Last week, I visited a coworking space for the first time ever. But it wasn't your ordinary coworking space filled with people drinking too much coffee and typing on their shiny new MacBooks. On the contrary, the coworking space I visited was completely empty. Nevertheless, this was a valuable experience.
Now for a little context, the coworking space I visited is located in a small town near Berlin and is still relatively new. The only reason a coworking space like this can exist is because the German government provides funding for entrepreneurs and startup-related projects like this one.
And there you have it. A well-equipped coworking space, but without anyone using it. The creation of this coworking space is undoubtedly part of the larger remote working movement, which is gaining more and more acceptance. There is clearly a problem present, though.
Running a coworking space - No, thanks
Most coworking spaces are not profitable. They have a low number of costumers and cannot even charge a lot of money to compensate for that. At the same time, more and more coworking spaces are opening up.
This is where non-profit and maybe even government-funded coworking spaces step in. They can compensate the losses of coworking spaces. But should they? I honestly don't know. Only time can tell how the rapidly evolving culture surrounding remote working will evolve.
Summing things up
The coworking hype has now even reached more rural areas. I may not have had the chance to meet other people, but I at least got to enjoy the unused interior and got to understand the appeal of a digital nomad's life (at least in some way).
While working, my goal is it to reach a flow state, but that requires absolute focus on the task at hand. Working in a place designated for it, like an office, helps with that, as you get to clearly separate free time and work time.
I noticed how a coworking space can be a good place for this. It is filled with fewer distractions than my own room and that leaves only the task at hand for me to work on.
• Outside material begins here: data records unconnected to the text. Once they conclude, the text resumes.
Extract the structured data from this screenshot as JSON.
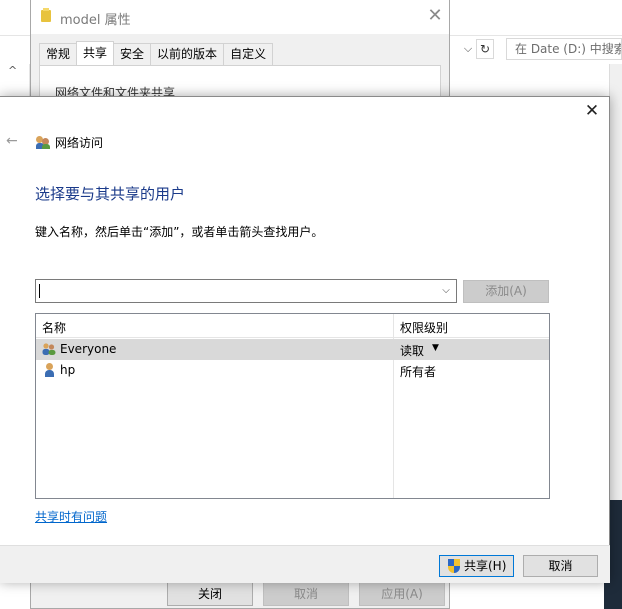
{
  "explorer": {
    "search_placeholder": "在 Date (D:) 中搜索",
    "address_dropdown_glyph": "⌵",
    "refresh_glyph": "↻"
  },
  "properties_dialog": {
    "title": "model 属性",
    "tabs": [
      {
        "label": "常规",
        "active": false
      },
      {
        "label": "共享",
        "active": true
      },
      {
        "label": "安全",
        "active": false
      },
      {
        "label": "以前的版本",
        "active": false
      },
      {
        "label": "自定义",
        "active": false
      }
    ],
    "groupbox_label": "网络文件和文件夹共享",
    "buttons": {
      "close": "关闭",
      "cancel": "取消",
      "apply": "应用(A)"
    }
  },
  "share_dialog": {
    "window_title": "网络访问",
    "heading": "选择要与其共享的用户",
    "instruction": "键入名称，然后单击“添加”，或者单击箭头查找用户。",
    "input": {
      "value": "",
      "placeholder": ""
    },
    "add_button": "添加(A)",
    "columns": {
      "name": "名称",
      "permission": "权限级别"
    },
    "rows": [
      {
        "name": "Everyone",
        "permission": "读取",
        "selected": true,
        "icon": "user-group-icon"
      },
      {
        "name": "hp",
        "permission": "所有者",
        "selected": false,
        "icon": "user-icon"
      }
    ],
    "help_link": "共享时有问题",
    "share_button": "共享(H)",
    "cancel_button": "取消"
  },
  "colors": {
    "heading_blue": "#1a3a8a",
    "link_blue": "#0066cc",
    "selection_gray": "#d9d9d9",
    "focus_blue": "#0078d7"
  }
}
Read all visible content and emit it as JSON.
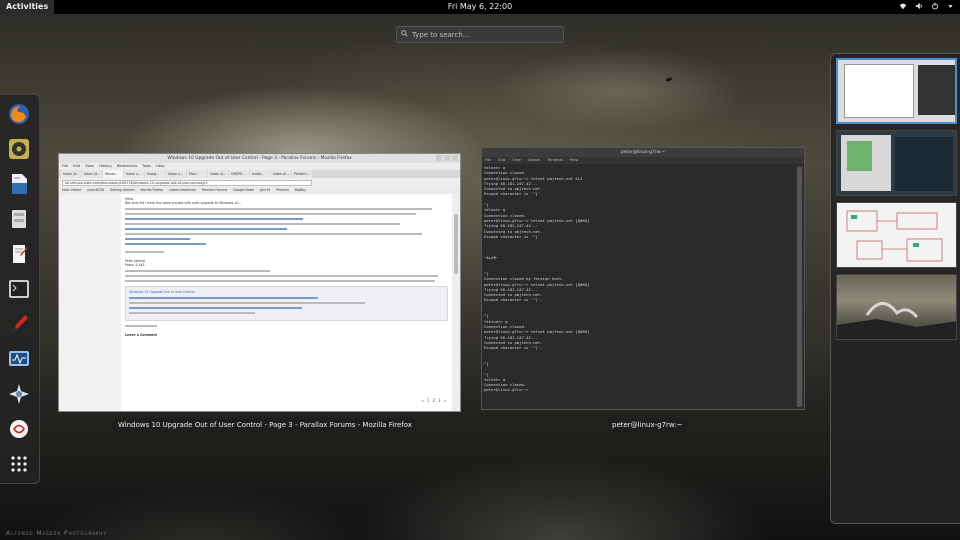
{
  "topbar": {
    "activities": "Activities",
    "clock": "Fri May  6, 22:00",
    "icons": [
      "wifi-icon",
      "volume-icon",
      "power-icon",
      "chevron-down-icon"
    ]
  },
  "search": {
    "placeholder": "Type to search…"
  },
  "dash": {
    "apps": [
      "firefox",
      "rhythmbox",
      "libreoffice-writer",
      "files",
      "text-editor",
      "terminal",
      "pinta",
      "system-monitor",
      "xchat",
      "evolution",
      "show-applications"
    ]
  },
  "windows": {
    "firefox": {
      "title": "Windows 10 Upgrade Out of User Control - Page 3 - Parallax Forums - Mozilla Firefox",
      "caption": "Windows 10 Upgrade Out of User Control - Page 3 - Parallax Forums - Mozilla Firefox",
      "menu": [
        "File",
        "Edit",
        "View",
        "History",
        "Bookmarks",
        "Tools",
        "Help"
      ],
      "url": "forums.parallax.com/discussion/164716/windows-10-upgrade-out-of-user-control/p3",
      "tabs": [
        "Inbox (4...",
        "Inbox (4...",
        "Windo...",
        "Inbox u...",
        "Googl...",
        "Inbox u...",
        "Mail...",
        "Inbox (4...",
        "GREPO...",
        "mode...",
        "Index of ...",
        "Perform..."
      ],
      "bookmarks": [
        "Most Visited",
        "pjsec6338",
        "Getting Started",
        "Mozilla Firefox",
        "Latest Headlines",
        "Parallax Forums",
        "Google News",
        "glxr19",
        "Phoenix",
        "BigBoy"
      ],
      "posts": {
        "author": "Peter Jakacki",
        "author_role": "Posts: 4,445",
        "intro": "Hello,",
        "body_line": "Not only did I have the same trouble with auto-upgrade to Windows 10...",
        "quote_title": "Windows 10 Upgrade Out of User Control",
        "leave_comment": "Leave a Comment"
      },
      "pager": [
        "«",
        "1",
        "2",
        "3",
        "»"
      ]
    },
    "terminal": {
      "title": "peter@linux-g7rw:~",
      "caption": "peter@linux-g7rw:~",
      "menu": [
        "File",
        "Edit",
        "View",
        "Search",
        "Terminal",
        "Help"
      ],
      "lines": [
        "telnet> q",
        "Connection closed.",
        "peter@linux-g7rw:~> telnet pbjtech.net 5LI",
        "Trying 50.181.247.42...",
        "Connected to pbjtech.net.",
        "Escape character is '^]'.",
        "",
        "^]",
        "telnet> q",
        "Connection closed.",
        "peter@linux-g7rw:~> telnet pbjtech.net [8080]",
        "Trying 50.181.247.42...",
        "Connected to pbjtech.net.",
        "Escape character is '^]'.",
        "",
        "",
        "",
        "~$+e¶~",
        "",
        "",
        "^]",
        "Connection closed by foreign host.",
        "peter@linux-g7rw:~> telnet pbjtech.net [8080]",
        "Trying 50.181.247.42...",
        "Connected to pbjtech.net.",
        "Escape character is '^]'.",
        "",
        "",
        "^]",
        "ttelnet> q",
        "Connection closed.",
        "peter@linux-g7rw:~> telnet pbjtech.net [8080]",
        "Trying 50.181.247.42...",
        "Connected to pbjtech.net.",
        "Escape character is '^]'.",
        "",
        "",
        "^]",
        "",
        "^]",
        "telnet> q",
        "Connection closed.",
        "peter@linux-g7rw:~> "
      ]
    }
  },
  "workspaces": [
    {
      "name": "workspace-1",
      "active": true
    },
    {
      "name": "workspace-2",
      "active": false
    },
    {
      "name": "workspace-3",
      "active": false
    },
    {
      "name": "workspace-4",
      "active": false
    }
  ],
  "wallpaper_credit": "Alfonso Maseda Photography",
  "colors": {
    "accent": "#4a90d9",
    "topbar": "#000000",
    "terminal_bg": "#2a2a2a"
  }
}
This is not going to be the end of the story, though. Going forward, I plan on checking out other, more lively coworking spaces too.